I spotted him right in front of Tottenham Court Road station walking up to Centre Point, the posh building blocks where he rents a penthouse.
In a black jacket and white shirt, his recently acquired ‘Rajputi Mushtash’ gave it away. He spotted us too and walked straight ahead without turning into Center Point apartment block. I, totally forgetting about my bag which was kept on the floor, ran after him. He swiftly crossed the road and I madly continued to follow him, bringing the traffic to a halt. Whatever be the question, his answer remained ‘no comments’ — except to that one question I asked.
When I caught up with Nirav Modi: I didn't know this would be the last video of him before he was put in custody. (Videograb)
Little did I know that this will be the last video of him before he was remanded in custody on the 19th of March. Just a day before Holi, a day that will possibly be etched in Nirav’s mind forever. So will be that one moment when he reportedly visited a bank in the Holborn area of London to open a bank account on the 18th of March. An Indian-origin bank employee apparently recognised him and contacted the police. The police came and arrested him. The bank, of course, refused to confirm or comment but the incident was discussed in the court.
Had he not gone to the bank, he might not have remained in custody from 18th March afternoon to 19th March till he was produced in the court. He would have appeared, as decided between the lawyers on the 25th of March, and would have at least avoided the embarrassment of police being called on him. Wonder if it is an embarrassment after all. How can simpletons like us fathom the mindset of such ‘achievers’!

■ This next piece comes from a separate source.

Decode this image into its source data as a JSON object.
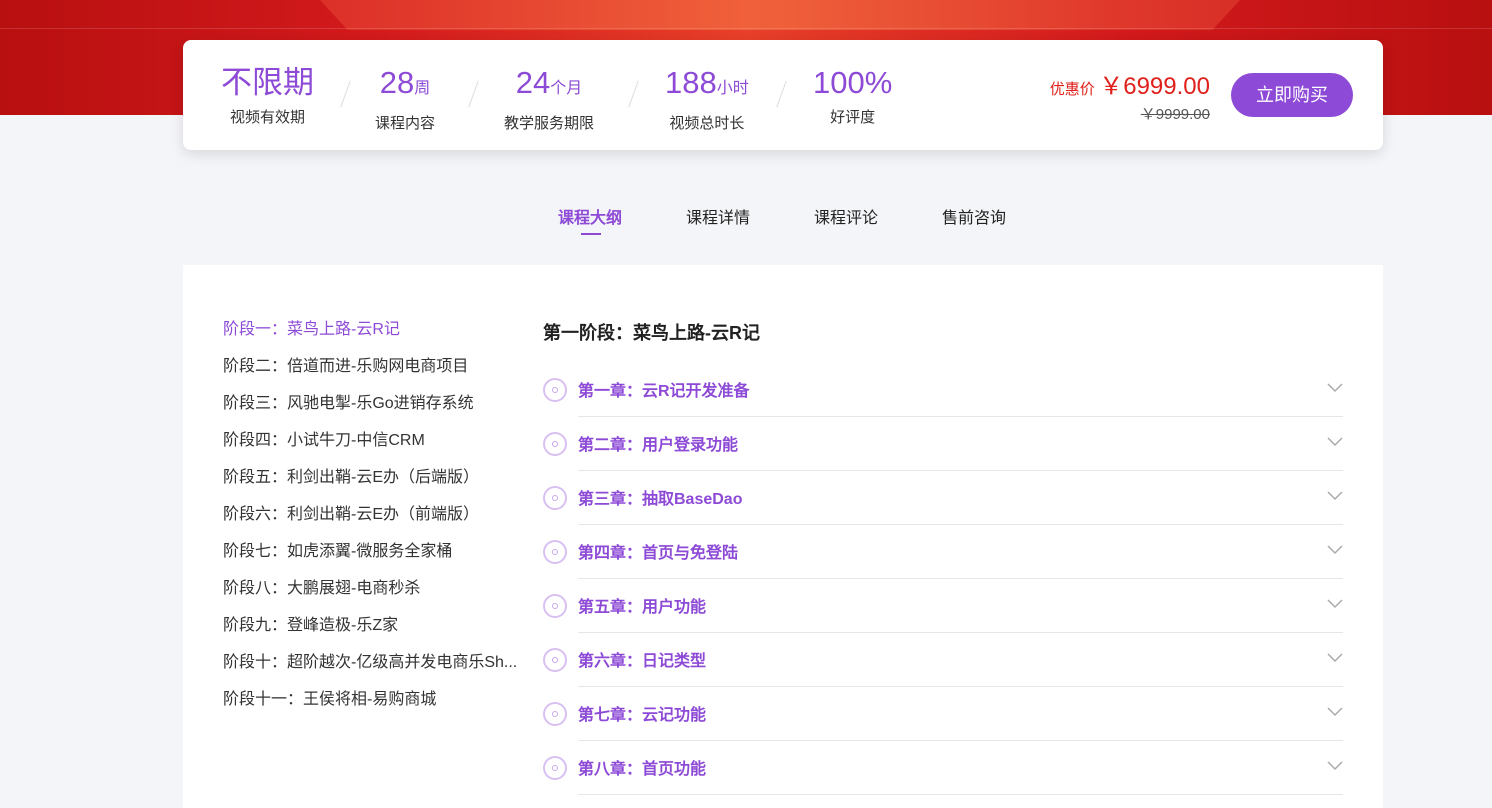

As for the high-life of Nirav Modi, it is HMP Wandsworth Prison till the 29th of March when he appears in front of Emma Arbuthnot, the chief magistrate of Westminster Magistrates Court. She is the same astute judge who presided over the entire Mallya proceedings, impressed all of us with her razor-sharp mind, and ultimately ordered his extradition, without mincing any words about the clear existence of a 'prima facie' case.